▶ _Excerpted records_:
——
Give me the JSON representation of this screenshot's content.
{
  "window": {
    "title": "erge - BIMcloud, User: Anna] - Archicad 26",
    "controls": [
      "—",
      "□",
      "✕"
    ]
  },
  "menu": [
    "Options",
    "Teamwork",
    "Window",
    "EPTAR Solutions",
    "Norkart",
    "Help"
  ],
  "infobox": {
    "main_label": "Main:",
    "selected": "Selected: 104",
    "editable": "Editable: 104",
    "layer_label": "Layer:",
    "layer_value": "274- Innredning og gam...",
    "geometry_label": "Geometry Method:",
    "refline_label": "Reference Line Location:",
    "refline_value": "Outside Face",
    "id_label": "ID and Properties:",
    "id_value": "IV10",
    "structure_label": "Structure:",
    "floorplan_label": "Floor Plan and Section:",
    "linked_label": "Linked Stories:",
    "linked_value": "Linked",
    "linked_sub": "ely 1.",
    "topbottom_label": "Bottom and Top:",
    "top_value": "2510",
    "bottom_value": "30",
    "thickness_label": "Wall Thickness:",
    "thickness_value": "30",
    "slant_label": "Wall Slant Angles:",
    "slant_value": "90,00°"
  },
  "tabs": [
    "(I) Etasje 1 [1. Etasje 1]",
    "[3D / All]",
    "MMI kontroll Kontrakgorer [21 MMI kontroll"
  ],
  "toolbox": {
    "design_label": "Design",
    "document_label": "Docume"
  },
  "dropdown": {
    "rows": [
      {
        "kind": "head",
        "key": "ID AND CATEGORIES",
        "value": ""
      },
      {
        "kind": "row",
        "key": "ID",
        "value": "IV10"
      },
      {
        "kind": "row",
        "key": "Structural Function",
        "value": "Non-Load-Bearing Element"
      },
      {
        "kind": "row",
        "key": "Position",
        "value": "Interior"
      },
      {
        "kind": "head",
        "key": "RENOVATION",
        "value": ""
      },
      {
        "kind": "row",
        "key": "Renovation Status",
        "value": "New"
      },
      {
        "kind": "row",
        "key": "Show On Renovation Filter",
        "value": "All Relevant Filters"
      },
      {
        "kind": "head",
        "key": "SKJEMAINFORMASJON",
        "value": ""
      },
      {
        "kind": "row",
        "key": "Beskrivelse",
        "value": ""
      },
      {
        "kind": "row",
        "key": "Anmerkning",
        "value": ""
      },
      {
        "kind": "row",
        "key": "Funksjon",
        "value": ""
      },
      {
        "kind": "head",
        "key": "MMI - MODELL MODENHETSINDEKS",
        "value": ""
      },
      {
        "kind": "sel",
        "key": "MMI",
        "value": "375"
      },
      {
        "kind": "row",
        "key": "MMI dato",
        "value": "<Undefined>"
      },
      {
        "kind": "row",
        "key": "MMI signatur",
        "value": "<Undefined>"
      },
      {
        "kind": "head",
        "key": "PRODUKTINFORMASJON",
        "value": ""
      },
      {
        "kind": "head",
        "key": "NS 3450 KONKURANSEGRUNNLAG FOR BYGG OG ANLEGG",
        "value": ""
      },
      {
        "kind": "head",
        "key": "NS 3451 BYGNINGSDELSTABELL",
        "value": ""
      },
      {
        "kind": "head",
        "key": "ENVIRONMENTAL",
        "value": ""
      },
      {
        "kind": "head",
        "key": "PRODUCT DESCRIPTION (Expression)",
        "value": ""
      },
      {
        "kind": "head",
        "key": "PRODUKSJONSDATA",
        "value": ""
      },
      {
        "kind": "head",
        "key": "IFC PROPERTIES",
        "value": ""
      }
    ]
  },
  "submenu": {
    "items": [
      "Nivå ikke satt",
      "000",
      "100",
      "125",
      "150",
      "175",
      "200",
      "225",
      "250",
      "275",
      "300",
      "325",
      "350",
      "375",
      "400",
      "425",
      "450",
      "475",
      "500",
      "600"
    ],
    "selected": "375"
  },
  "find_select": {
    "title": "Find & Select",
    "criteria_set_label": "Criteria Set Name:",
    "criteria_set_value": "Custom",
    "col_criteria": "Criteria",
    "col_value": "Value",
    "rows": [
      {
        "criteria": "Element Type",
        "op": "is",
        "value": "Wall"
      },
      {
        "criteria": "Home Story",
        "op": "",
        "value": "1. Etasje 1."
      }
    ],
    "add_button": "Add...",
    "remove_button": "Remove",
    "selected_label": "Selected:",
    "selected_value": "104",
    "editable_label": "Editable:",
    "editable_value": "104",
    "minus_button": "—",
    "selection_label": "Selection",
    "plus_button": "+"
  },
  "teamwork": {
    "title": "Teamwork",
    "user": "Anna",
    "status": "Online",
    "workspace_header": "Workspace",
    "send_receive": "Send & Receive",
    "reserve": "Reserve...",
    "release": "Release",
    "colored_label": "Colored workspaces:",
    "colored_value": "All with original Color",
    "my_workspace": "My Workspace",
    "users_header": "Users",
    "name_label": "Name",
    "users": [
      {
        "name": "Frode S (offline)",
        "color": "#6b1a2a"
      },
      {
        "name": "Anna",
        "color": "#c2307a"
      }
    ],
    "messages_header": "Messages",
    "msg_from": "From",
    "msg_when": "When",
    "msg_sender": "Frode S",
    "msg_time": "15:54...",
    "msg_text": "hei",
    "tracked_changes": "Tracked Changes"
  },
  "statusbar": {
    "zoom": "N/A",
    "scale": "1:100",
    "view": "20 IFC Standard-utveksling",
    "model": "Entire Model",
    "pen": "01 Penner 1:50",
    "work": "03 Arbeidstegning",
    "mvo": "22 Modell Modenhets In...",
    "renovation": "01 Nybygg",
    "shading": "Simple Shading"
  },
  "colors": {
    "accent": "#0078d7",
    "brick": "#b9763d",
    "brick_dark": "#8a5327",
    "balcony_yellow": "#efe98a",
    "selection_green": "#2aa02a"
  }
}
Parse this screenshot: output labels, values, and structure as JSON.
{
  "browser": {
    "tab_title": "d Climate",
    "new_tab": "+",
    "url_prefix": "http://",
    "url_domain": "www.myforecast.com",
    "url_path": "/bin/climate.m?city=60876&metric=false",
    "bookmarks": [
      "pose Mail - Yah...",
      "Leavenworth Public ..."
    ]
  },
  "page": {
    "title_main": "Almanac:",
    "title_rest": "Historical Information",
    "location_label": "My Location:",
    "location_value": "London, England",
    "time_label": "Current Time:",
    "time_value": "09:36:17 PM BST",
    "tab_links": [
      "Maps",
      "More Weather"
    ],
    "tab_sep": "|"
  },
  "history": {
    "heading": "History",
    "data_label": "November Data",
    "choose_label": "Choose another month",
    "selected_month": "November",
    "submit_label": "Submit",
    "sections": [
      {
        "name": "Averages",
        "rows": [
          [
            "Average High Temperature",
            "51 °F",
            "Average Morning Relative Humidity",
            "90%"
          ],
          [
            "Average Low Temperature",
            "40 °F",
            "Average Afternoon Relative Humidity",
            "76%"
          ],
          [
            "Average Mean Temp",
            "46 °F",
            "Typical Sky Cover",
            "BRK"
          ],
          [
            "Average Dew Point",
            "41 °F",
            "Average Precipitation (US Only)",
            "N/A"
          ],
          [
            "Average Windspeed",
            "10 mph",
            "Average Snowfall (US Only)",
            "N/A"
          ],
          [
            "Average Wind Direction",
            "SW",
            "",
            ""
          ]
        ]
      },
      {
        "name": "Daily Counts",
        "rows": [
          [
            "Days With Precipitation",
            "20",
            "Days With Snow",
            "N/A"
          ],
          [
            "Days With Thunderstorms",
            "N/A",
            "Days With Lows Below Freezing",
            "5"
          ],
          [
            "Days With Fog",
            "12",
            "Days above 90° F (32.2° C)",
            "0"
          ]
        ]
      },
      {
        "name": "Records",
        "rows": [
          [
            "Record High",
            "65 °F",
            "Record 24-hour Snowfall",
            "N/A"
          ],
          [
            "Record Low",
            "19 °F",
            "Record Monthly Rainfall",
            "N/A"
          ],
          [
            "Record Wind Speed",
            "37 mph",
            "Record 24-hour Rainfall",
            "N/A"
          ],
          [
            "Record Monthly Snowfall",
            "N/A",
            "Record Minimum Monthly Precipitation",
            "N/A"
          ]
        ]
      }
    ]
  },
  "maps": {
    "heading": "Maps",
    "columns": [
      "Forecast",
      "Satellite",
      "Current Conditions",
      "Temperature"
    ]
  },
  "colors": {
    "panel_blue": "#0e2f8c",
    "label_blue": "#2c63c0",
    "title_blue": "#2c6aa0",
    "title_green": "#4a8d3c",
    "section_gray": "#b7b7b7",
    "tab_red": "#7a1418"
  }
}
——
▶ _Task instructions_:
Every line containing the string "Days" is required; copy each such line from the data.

▶ _Written solution_:
            "Days With Precipitation",
            "Days With Snow",
            "Days With Thunderstorms",
            "Days With Lows Below Freezing",
            "Days With Fog",
            "Days above 90° F (32.2° C)",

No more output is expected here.